Uranienborg (Uraniborg) was a Danish astronomical observatory operated by Tycho Brahe. It was built circa 1576-1580. Shortly after its construction the observatory was expanded with an underground facility, Stjerneborg, on an adjacent site. The building was dedicated to Urania, the Muse of Astronomy and named Uranienborg, "The Castle of Urania." It was the first custom-built observatory, and the last to be built without a telescope as its primary instrument.
The main building of Uraniborg was square, about 15 meters on a side, and built mostly of red brick.

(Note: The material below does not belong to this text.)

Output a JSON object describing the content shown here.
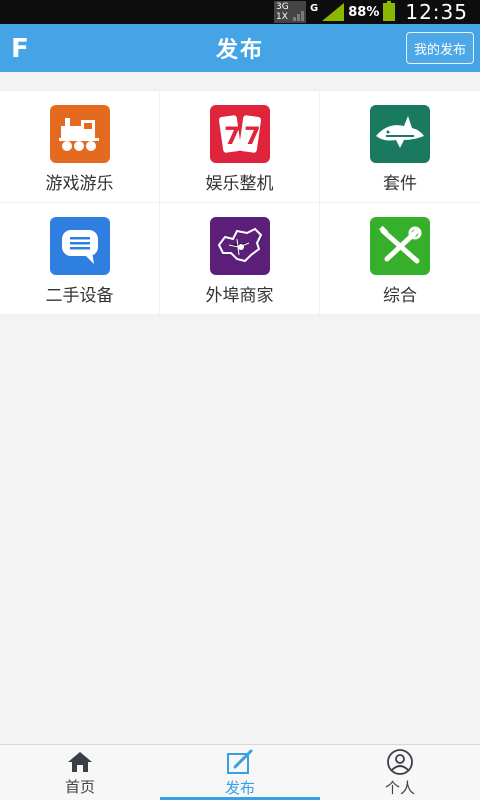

Two semi-circular towers, one each on the north and south sides of the main building, giving the building a somewhat rectangular shape overall. The observatory had a large mural quadrant affixed to a north-south wall, used to measure the altitude of stars as they passed the meridian. This, along with many other instruments of the observatory, was depicted and described in detail in Brahe's 1598 book Astronomiae instauratae mechanica.
A large wall, 75 meters on a side and 5.5 meters high was planned to surround Uraniborg, but never built, instead a high earth mound was constructed and lasted until today being the only remnant of the observatory still in place. Uraniborg was located in the very middle, with an extensive set of intricate gardens between the mound walls and the building. In addition to being decorative, the gardens also supplied herbs for the Tycho's medicinal chemistry experiments. The gardens are currently being re-created, using seeds found on-site or identified in Tycho's writings.
Uraniborg was an extremely expensive project. It is estimated that it cost about 1% of the entire state budget during construction.
Shortly after construction it became clear that the tower-mounted instruments were too easily moved by wind, and Tycho set about constructing a more suitable observation site. The result was near Stjerneborg a smaller site built entirely at ground level and dedicated purely to observations. The basic layout was similar to Uraniborg, with a wall of similar shape surrounding the site, although the enclosed area was much smaller. The instruments were all placed underground, covered by opening shutters or a rotating dome in buildings built over the instrument pits.
Upon losing financial support from the new king, Christian IV of Denmark, Tycho abandoned Hven in 1597 and both Uraniborg and Stjerneborg were destroyed shortly after Tycho's death. Stjerneborg was the subject of archaeological excavations during the 1950s, resulting in the restoration of the observatory. Stjerneborg now houses a multimedia show. The Round Tower in Copenhagen was inaugurated in 1642 as a replacement. The grounds are currently being restored.References:
The eight towns in south-eastern Sicily, including Ragusa, were all rebuilt after 1693 on or beside towns existing at the time of the earthquake which took place in that year. They represent a considerable collective undertaking, successfully carried out at a high level of architectural and artistic achievement. Keeping within the late Baroque style of the day, they also depict distinctive innovations in town planning and urban building. Together with seven other cities in the Val di Noto, it is part of a UNESCO World Heritage Site.
In 1693 Ragusa was devastated by a huge earthquake, which killed some 5,000 inhabitants. Following this catastrophe the city was largely rebuilt, and many Baroque buildings from this time remain in the city. Most of the population moved to a new settlement in the former district of Patro, calling this new municipality 'Ragusa Superiore' (Upper Ragusa) and the ancient city 'Ragusa Inferiore' (Lower Ragusa). The two cities remained separated until 1926, when they were fused together to become a provincial capital in 1927.